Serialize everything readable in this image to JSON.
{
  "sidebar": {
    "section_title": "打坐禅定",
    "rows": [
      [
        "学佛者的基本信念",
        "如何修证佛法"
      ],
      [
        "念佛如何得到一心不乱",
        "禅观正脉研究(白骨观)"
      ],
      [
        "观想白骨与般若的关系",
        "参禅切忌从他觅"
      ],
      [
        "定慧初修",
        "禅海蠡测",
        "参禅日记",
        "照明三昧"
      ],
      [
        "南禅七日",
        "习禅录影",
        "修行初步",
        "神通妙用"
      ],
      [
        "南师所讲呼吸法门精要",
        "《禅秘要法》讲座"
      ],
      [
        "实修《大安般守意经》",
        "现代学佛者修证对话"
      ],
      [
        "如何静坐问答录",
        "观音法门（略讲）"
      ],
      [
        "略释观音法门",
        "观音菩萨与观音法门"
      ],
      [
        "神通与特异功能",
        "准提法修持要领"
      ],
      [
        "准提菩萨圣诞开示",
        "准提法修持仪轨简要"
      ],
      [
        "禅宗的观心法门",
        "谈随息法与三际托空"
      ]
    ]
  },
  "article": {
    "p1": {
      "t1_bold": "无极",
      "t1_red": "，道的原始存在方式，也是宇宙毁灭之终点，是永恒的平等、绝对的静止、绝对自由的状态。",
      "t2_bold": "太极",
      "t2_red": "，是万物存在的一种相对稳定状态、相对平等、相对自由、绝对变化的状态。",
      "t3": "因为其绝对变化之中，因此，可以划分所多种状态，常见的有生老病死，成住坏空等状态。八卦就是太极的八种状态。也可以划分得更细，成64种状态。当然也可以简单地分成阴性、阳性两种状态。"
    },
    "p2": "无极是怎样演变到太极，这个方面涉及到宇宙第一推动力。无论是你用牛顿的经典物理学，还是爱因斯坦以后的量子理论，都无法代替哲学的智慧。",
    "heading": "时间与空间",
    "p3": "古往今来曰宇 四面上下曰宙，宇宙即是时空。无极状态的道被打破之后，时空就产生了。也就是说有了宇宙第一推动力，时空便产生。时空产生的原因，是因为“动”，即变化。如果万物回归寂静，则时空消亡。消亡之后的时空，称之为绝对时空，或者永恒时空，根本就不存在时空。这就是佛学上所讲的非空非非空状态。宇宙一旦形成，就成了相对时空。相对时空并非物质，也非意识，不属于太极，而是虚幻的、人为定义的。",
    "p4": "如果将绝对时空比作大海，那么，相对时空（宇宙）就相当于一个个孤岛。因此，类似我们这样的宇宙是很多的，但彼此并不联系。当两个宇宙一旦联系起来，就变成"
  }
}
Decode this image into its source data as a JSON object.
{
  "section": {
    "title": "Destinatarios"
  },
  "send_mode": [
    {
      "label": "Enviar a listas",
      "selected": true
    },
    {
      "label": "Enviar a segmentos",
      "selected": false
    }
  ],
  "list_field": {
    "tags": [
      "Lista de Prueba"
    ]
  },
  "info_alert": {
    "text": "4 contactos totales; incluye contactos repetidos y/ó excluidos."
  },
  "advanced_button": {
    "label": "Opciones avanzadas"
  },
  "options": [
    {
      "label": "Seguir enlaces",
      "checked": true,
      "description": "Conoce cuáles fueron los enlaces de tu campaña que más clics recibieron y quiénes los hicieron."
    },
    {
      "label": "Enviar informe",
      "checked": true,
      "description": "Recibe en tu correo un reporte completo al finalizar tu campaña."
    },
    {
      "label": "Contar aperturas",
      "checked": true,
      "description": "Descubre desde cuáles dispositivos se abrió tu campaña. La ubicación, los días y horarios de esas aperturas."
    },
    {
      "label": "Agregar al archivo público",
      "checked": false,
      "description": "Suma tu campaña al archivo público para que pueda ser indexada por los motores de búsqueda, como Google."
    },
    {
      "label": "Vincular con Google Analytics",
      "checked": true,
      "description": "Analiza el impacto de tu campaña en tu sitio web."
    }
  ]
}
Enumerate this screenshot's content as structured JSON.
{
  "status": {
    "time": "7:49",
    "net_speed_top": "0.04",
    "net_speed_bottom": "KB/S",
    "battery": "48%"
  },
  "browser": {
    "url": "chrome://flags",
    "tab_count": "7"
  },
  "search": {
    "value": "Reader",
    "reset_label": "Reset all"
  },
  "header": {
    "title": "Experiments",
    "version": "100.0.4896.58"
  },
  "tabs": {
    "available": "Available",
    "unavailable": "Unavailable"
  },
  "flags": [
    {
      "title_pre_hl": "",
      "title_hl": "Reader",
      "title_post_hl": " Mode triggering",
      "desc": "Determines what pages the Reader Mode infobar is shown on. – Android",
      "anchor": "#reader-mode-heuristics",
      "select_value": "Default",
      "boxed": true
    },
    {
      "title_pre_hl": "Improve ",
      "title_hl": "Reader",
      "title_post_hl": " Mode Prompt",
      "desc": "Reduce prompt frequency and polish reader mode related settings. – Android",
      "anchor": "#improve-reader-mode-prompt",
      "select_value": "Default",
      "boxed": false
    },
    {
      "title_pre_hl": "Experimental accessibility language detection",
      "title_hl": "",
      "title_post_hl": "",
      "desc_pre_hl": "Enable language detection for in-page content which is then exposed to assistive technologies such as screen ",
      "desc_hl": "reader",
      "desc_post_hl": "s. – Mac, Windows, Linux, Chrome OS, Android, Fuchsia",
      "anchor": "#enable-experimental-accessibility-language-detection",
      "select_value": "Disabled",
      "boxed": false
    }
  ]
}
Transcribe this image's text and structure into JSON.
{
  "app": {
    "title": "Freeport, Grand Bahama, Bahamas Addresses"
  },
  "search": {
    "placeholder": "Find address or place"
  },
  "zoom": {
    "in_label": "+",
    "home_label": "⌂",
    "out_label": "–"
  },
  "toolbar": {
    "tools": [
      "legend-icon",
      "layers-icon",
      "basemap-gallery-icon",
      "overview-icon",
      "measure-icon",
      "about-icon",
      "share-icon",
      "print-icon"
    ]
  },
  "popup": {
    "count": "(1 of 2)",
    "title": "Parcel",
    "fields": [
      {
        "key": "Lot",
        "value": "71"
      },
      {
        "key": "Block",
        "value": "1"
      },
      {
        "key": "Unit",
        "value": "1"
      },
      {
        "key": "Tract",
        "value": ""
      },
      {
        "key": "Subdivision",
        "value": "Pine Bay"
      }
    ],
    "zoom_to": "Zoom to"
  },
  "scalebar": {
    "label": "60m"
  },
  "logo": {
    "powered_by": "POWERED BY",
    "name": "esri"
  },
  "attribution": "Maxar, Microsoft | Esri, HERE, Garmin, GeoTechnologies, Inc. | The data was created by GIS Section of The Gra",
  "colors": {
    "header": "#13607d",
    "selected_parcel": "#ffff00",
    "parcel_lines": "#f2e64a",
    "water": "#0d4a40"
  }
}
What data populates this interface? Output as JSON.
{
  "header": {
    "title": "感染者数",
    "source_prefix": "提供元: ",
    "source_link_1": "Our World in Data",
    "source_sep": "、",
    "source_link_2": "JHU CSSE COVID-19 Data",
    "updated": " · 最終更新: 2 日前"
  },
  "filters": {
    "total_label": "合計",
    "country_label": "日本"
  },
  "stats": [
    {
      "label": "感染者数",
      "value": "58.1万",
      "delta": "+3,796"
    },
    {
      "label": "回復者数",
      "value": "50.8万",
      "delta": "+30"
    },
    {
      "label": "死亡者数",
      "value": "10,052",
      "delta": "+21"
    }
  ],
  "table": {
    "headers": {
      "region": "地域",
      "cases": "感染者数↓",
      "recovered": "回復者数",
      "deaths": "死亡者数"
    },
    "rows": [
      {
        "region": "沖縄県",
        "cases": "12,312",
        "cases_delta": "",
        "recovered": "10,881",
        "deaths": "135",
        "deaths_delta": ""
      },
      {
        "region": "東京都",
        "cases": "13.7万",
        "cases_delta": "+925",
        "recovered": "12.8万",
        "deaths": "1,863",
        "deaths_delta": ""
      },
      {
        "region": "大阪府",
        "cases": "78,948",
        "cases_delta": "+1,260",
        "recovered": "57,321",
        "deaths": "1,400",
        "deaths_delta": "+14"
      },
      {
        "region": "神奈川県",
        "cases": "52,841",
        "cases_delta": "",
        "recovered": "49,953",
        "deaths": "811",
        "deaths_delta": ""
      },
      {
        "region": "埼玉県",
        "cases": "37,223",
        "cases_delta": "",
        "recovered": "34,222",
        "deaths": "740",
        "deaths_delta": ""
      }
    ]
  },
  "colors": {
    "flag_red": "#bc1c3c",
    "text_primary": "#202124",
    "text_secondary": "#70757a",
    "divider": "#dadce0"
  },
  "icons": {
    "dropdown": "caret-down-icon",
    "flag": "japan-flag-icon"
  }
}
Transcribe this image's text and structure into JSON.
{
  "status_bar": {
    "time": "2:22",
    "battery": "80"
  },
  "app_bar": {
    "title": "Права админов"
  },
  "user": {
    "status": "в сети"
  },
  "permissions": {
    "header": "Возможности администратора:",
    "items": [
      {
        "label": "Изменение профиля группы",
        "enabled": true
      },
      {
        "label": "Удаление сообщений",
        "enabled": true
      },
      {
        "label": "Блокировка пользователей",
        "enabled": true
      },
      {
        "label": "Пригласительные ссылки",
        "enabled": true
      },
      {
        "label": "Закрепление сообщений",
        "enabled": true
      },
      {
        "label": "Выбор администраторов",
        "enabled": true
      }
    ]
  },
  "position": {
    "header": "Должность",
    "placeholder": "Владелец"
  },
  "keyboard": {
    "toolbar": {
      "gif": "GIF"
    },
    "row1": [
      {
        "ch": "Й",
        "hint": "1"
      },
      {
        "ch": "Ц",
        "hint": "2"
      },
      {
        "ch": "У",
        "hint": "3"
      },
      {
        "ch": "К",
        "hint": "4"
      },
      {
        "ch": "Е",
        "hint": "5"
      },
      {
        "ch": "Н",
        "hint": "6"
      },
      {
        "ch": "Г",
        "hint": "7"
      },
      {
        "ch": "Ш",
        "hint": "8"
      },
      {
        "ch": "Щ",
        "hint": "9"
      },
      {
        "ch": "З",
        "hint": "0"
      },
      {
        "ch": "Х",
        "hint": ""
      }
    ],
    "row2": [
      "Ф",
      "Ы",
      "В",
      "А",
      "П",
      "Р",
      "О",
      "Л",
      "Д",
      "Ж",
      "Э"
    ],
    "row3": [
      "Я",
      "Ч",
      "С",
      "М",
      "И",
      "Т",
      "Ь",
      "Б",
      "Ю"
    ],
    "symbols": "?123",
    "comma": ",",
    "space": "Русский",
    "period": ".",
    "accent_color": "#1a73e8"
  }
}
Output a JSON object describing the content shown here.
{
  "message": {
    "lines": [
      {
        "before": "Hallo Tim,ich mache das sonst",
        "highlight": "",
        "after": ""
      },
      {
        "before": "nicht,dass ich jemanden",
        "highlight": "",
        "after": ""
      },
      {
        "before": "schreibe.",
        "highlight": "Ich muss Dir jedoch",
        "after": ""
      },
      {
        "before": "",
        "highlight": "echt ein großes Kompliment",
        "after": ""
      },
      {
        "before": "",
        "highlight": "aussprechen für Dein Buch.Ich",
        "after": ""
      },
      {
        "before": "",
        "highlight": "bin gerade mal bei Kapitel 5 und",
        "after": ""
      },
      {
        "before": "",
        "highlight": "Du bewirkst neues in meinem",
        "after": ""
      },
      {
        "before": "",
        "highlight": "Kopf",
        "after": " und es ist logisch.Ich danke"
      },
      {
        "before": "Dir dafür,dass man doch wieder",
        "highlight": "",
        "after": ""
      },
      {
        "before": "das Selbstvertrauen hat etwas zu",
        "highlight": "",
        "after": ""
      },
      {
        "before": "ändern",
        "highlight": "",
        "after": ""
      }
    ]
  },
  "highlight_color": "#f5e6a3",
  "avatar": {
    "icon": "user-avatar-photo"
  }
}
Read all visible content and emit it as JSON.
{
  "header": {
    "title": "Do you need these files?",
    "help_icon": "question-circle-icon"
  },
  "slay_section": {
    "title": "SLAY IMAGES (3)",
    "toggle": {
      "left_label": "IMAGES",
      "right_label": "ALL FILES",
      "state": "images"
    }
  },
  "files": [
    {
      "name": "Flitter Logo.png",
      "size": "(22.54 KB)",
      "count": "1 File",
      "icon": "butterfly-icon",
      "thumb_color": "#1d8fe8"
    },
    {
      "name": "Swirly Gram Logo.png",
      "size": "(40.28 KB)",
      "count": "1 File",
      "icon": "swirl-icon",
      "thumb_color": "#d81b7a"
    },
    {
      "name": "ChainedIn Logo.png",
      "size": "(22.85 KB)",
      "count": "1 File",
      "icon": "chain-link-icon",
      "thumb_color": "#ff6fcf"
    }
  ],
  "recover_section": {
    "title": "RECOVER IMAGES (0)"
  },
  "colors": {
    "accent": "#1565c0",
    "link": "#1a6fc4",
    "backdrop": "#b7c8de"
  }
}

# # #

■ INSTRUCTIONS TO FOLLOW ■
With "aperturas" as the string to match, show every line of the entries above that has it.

■ COMPLETED EXERCISE ■
      "label": "Contar aperturas",
      "description": "Descubre desde cuáles dispositivos se abrió tu campaña. La ubicación, los días y horarios de esas aperturas."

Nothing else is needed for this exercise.